● What to work on: The answer must be a single number: the count of lines in the records below that contain the word "principal".
** Opening Dataset excerpts block **
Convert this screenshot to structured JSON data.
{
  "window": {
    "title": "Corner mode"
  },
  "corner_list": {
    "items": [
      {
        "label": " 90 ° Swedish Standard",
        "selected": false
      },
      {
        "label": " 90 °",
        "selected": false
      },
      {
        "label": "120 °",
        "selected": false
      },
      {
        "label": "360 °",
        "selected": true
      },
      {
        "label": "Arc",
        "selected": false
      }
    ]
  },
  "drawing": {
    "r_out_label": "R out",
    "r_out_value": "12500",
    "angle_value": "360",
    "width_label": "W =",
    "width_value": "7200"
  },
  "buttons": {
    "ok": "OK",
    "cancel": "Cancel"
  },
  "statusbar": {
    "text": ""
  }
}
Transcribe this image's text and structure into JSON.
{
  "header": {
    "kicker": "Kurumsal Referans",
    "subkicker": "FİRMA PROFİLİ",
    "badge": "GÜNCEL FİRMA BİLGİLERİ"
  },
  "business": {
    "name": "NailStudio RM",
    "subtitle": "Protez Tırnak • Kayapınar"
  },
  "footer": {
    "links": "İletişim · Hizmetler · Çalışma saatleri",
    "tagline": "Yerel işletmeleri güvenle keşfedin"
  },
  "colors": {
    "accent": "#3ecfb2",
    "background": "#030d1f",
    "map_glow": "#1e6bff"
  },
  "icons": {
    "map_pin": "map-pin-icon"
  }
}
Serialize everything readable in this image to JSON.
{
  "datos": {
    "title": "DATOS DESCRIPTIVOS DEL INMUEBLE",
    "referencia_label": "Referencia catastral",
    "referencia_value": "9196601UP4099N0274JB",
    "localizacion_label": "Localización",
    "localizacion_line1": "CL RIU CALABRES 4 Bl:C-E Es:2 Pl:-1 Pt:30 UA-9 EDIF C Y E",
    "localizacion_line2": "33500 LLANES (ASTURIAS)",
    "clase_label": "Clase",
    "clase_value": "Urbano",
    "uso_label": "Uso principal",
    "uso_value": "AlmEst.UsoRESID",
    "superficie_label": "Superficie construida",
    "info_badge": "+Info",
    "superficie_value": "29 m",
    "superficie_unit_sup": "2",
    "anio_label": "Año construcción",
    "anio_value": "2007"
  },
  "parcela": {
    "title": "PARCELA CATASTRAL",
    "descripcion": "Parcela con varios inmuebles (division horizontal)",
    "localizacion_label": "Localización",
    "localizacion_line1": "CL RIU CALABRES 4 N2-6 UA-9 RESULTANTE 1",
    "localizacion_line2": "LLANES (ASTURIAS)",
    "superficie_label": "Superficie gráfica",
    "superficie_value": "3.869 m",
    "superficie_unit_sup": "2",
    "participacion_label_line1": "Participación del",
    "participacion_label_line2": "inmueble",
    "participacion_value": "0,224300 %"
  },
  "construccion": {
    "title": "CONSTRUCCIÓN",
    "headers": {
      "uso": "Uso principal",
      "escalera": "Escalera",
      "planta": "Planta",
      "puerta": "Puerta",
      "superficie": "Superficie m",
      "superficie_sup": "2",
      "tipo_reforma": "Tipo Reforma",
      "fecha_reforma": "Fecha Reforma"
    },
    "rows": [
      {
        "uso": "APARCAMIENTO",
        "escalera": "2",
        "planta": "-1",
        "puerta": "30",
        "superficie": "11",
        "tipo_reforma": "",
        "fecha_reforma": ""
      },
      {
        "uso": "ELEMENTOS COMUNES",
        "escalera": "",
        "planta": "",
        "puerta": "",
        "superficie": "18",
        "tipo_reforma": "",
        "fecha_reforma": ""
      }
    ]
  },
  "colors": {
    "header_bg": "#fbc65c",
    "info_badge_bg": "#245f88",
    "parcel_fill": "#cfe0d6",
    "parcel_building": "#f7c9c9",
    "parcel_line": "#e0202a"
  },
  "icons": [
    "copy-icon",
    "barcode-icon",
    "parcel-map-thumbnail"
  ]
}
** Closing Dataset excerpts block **
● Result for this exercise: 2